DATA SUPPLIED section start

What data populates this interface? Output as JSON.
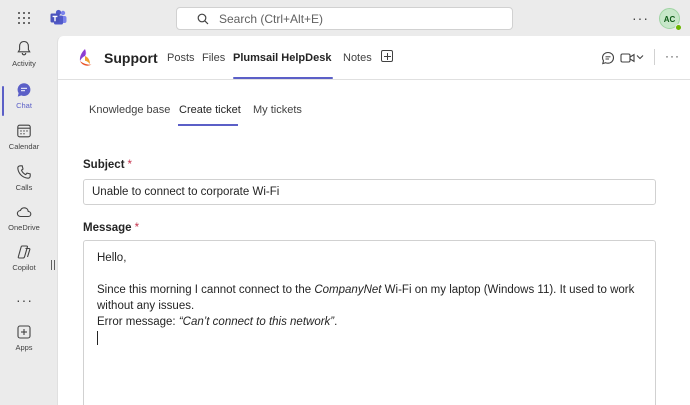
{
  "topbar": {
    "search_placeholder": "Search (Ctrl+Alt+E)",
    "more_label": "···",
    "avatar_initials": "AC"
  },
  "rail": {
    "items": [
      {
        "label": "Activity",
        "icon": "bell-icon"
      },
      {
        "label": "Chat",
        "icon": "chat-icon",
        "active": true
      },
      {
        "label": "Calendar",
        "icon": "calendar-icon"
      },
      {
        "label": "Calls",
        "icon": "phone-icon"
      },
      {
        "label": "OneDrive",
        "icon": "cloud-icon"
      },
      {
        "label": "Copilot",
        "icon": "copilot-icon"
      },
      {
        "label": "Apps",
        "icon": "add-apps-icon"
      }
    ],
    "more_label": "···",
    "collapse_label": "||"
  },
  "header": {
    "app_title": "Support",
    "tabs": [
      {
        "label": "Posts"
      },
      {
        "label": "Files"
      },
      {
        "label": "Plumsail HelpDesk",
        "active": true
      },
      {
        "label": "Notes"
      }
    ]
  },
  "content_tabs": [
    {
      "label": "Knowledge base"
    },
    {
      "label": "Create ticket",
      "active": true
    },
    {
      "label": "My tickets"
    }
  ],
  "form": {
    "subject_label": "Subject",
    "required_mark": "*",
    "subject_value": "Unable to connect to corporate Wi-Fi",
    "message_label": "Message",
    "message": {
      "greeting": "Hello,",
      "line1_pre": "Since this morning I cannot connect to the ",
      "line1_em": "CompanyNet",
      "line1_post": " Wi-Fi on my laptop (Windows 11). It used to work",
      "line2": "without any issues.",
      "line3_pre": "Error message: ",
      "line3_em": "“Can’t connect to this network”",
      "line3_post": "."
    }
  },
  "colors": {
    "accent": "#5b5fc7",
    "required": "#c4314b"
  }
}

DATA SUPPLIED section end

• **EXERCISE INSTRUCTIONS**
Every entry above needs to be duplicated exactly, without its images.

• **WRITTEN SOLUTION**
What data populates this interface? Output as JSON.
{
  "topbar": {
    "search_placeholder": "Search (Ctrl+Alt+E)",
    "more_label": "···",
    "avatar_initials": "AC"
  },
  "rail": {
    "items": [
      {
        "label": "Activity",
        "icon": "bell-icon"
      },
      {
        "label": "Chat",
        "icon": "chat-icon",
        "active": true
      },
      {
        "label": "Calendar",
        "icon": "calendar-icon"
      },
      {
        "label": "Calls",
        "icon": "phone-icon"
      },
      {
        "label": "OneDrive",
        "icon": "cloud-icon"
      },
      {
        "label": "Copilot",
        "icon": "copilot-icon"
      },
      {
        "label": "Apps",
        "icon": "add-apps-icon"
      }
    ],
    "more_label": "···",
    "collapse_label": "||"
  },
  "header": {
    "app_title": "Support",
    "tabs": [
      {
        "label": "Posts"
      },
      {
        "label": "Files"
      },
      {
        "label": "Plumsail HelpDesk",
        "active": true
      },
      {
        "label": "Notes"
      }
    ]
  },
  "content_tabs": [
    {
      "label": "Knowledge base"
    },
    {
      "label": "Create ticket",
      "active": true
    },
    {
      "label": "My tickets"
    }
  ],
  "form": {
    "subject_label": "Subject",
    "required_mark": "*",
    "subject_value": "Unable to connect to corporate Wi-Fi",
    "message_label": "Message",
    "message": {
      "greeting": "Hello,",
      "line1_pre": "Since this morning I cannot connect to the ",
      "line1_em": "CompanyNet",
      "line1_post": " Wi-Fi on my laptop (Windows 11). It used to work",
      "line2": "without any issues.",
      "line3_pre": "Error message: ",
      "line3_em": "“Can’t connect to this network”",
      "line3_post": "."
    }
  },
  "colors": {
    "accent": "#5b5fc7",
    "required": "#c4314b"
  }
}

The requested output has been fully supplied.